#### [What is expected]
Each line that includes "INVESTORS" must be copied from the records.

#### [Input]
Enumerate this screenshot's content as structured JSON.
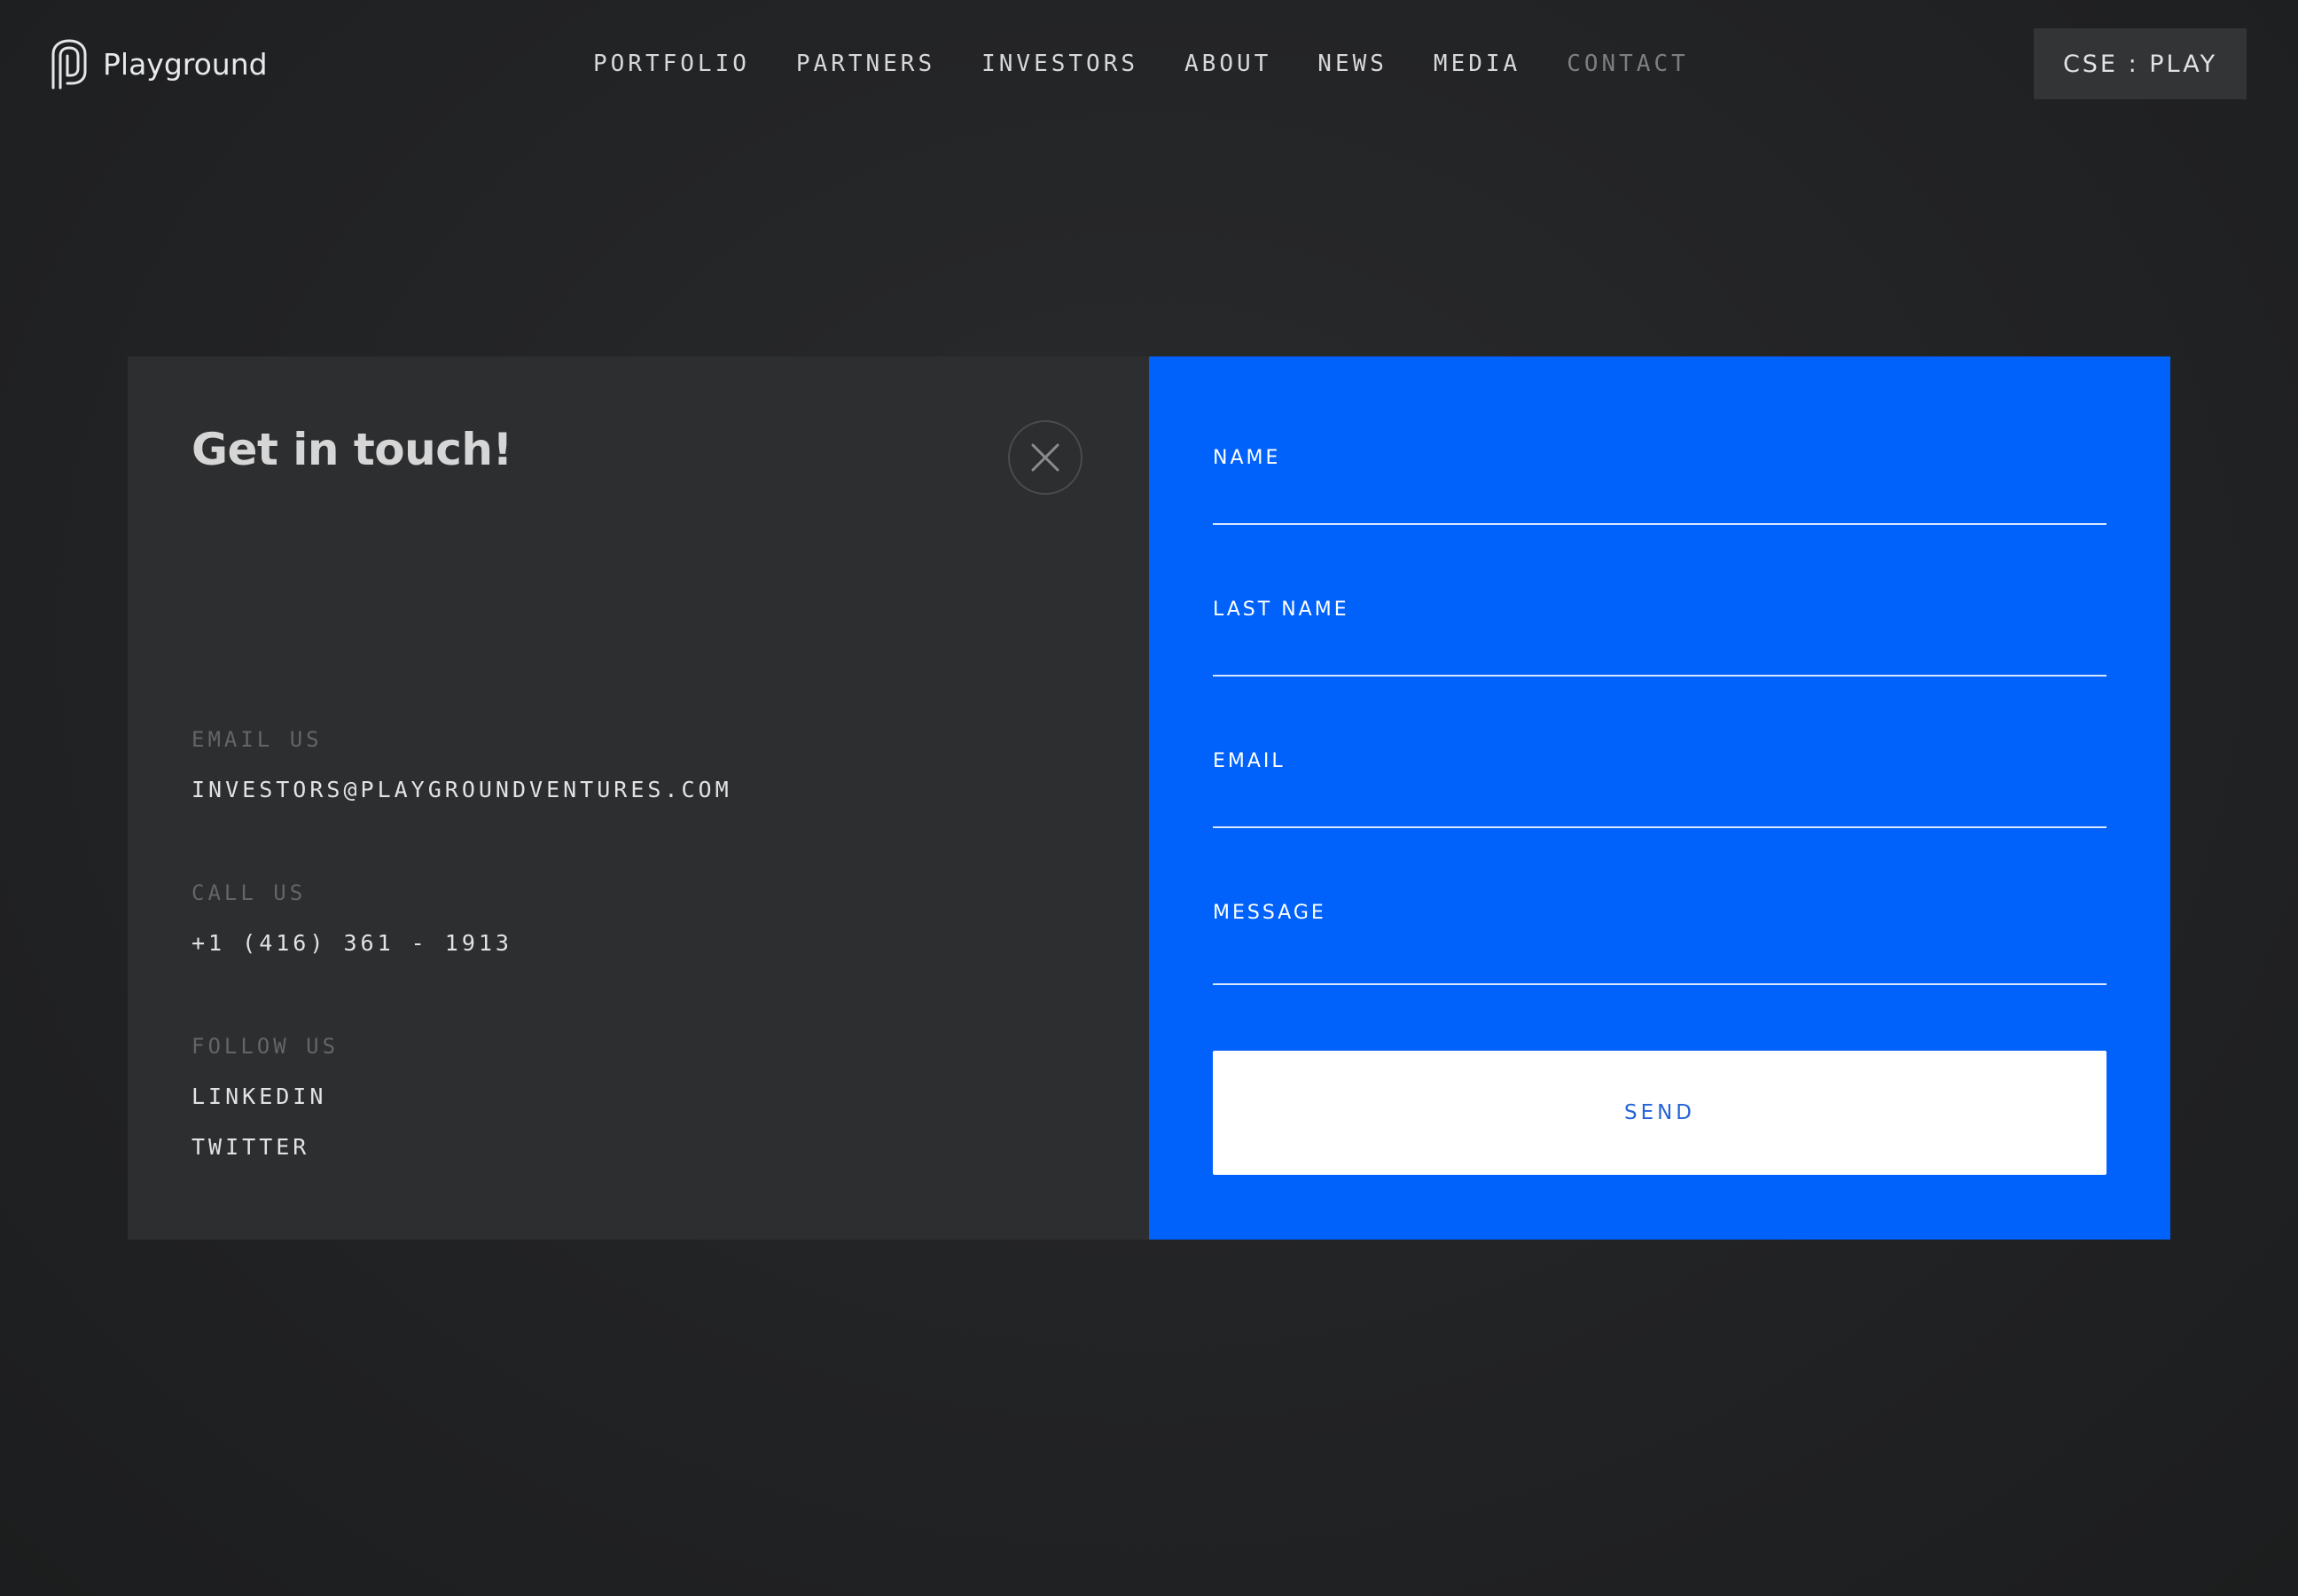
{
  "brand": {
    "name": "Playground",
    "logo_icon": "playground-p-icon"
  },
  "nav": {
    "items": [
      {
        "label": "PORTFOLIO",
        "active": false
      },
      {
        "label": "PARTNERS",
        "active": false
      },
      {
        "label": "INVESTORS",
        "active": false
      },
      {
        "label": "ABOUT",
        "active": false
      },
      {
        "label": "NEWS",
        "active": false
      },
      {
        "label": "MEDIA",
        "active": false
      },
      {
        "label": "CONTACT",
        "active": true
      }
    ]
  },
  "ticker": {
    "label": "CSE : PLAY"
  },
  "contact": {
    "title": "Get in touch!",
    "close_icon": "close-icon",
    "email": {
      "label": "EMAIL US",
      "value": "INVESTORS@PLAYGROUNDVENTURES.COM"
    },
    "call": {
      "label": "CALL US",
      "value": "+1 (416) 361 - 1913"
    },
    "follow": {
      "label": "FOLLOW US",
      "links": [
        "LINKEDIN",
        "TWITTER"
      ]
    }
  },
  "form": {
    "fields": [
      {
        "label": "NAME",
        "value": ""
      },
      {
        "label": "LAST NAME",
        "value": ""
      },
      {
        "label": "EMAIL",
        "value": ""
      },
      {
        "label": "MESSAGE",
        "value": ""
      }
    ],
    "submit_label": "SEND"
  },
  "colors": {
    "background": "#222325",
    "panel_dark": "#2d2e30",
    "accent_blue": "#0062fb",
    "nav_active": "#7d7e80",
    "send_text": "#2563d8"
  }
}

#### [Written solution]
        "label": "INVESTORS",
      "value": "INVESTORS@PLAYGROUNDVENTURES.COM"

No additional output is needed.